> _Exercise instructions_
Where an entry below contains an image, skip the image and reproduce the rest exactly.
==== Material for this task ====
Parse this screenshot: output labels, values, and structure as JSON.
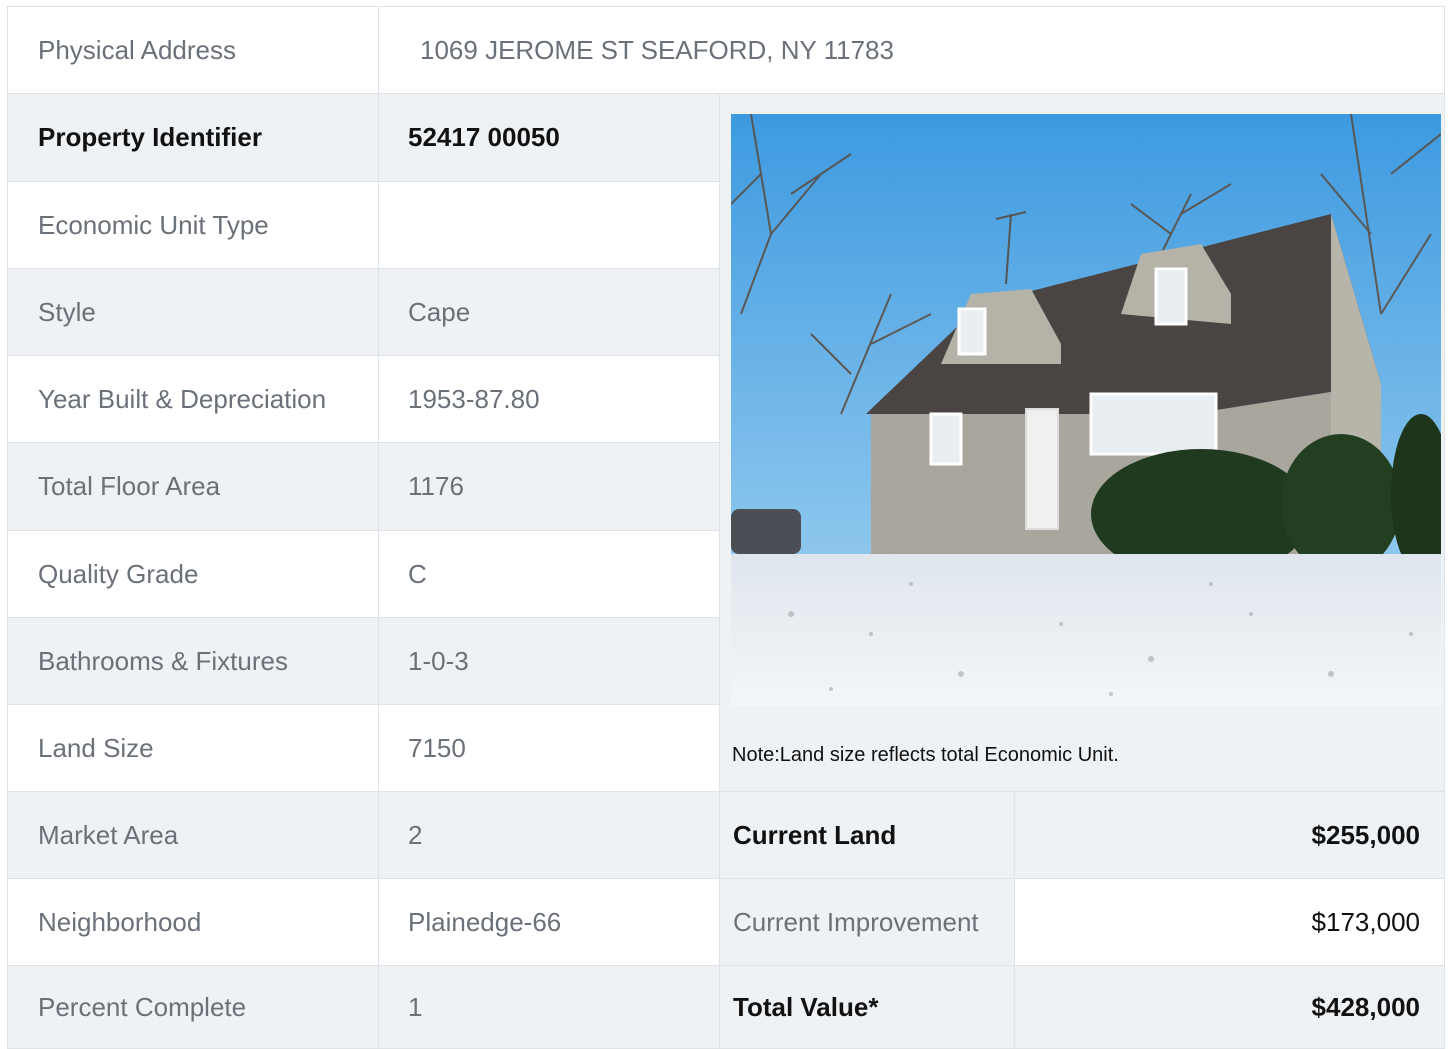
{
  "address": {
    "label": "Physical Address",
    "value": "1069  JEROME ST  SEAFORD, NY  11783"
  },
  "details": [
    {
      "label": "Property Identifier",
      "value": "52417  00050"
    },
    {
      "label": "Economic Unit Type",
      "value": ""
    },
    {
      "label": "Style",
      "value": "Cape"
    },
    {
      "label": "Year Built & Depreciation",
      "value": "1953-87.80"
    },
    {
      "label": "Total Floor Area",
      "value": "1176"
    },
    {
      "label": "Quality Grade",
      "value": "C"
    },
    {
      "label": "Bathrooms & Fixtures",
      "value": "1-0-3"
    },
    {
      "label": "Land Size",
      "value": "7150"
    },
    {
      "label": "Market Area",
      "value": "2"
    },
    {
      "label": "Neighborhood",
      "value": "Plainedge-66"
    },
    {
      "label": "Percent Complete",
      "value": "1"
    }
  ],
  "note": "Note:Land size reflects total Economic Unit.",
  "values": [
    {
      "label": "Current Land",
      "value": "$255,000"
    },
    {
      "label": "Current Improvement",
      "value": "$173,000"
    },
    {
      "label": "Total Value*",
      "value": "$428,000"
    }
  ],
  "colors": {
    "row_shade": "#eff2f5",
    "border": "#dfe3e8",
    "muted_text": "#6b7178",
    "strong_text": "#111111"
  }
}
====
> _Answer for the task_
Parse this screenshot: output labels, values, and structure as JSON.
{
  "address": {
    "label": "Physical Address",
    "value": "1069  JEROME ST  SEAFORD, NY  11783"
  },
  "details": [
    {
      "label": "Property Identifier",
      "value": "52417  00050"
    },
    {
      "label": "Economic Unit Type",
      "value": ""
    },
    {
      "label": "Style",
      "value": "Cape"
    },
    {
      "label": "Year Built & Depreciation",
      "value": "1953-87.80"
    },
    {
      "label": "Total Floor Area",
      "value": "1176"
    },
    {
      "label": "Quality Grade",
      "value": "C"
    },
    {
      "label": "Bathrooms & Fixtures",
      "value": "1-0-3"
    },
    {
      "label": "Land Size",
      "value": "7150"
    },
    {
      "label": "Market Area",
      "value": "2"
    },
    {
      "label": "Neighborhood",
      "value": "Plainedge-66"
    },
    {
      "label": "Percent Complete",
      "value": "1"
    }
  ],
  "note": "Note:Land size reflects total Economic Unit.",
  "values": [
    {
      "label": "Current Land",
      "value": "$255,000"
    },
    {
      "label": "Current Improvement",
      "value": "$173,000"
    },
    {
      "label": "Total Value*",
      "value": "$428,000"
    }
  ],
  "colors": {
    "row_shade": "#eff2f5",
    "border": "#dfe3e8",
    "muted_text": "#6b7178",
    "strong_text": "#111111"
  }
}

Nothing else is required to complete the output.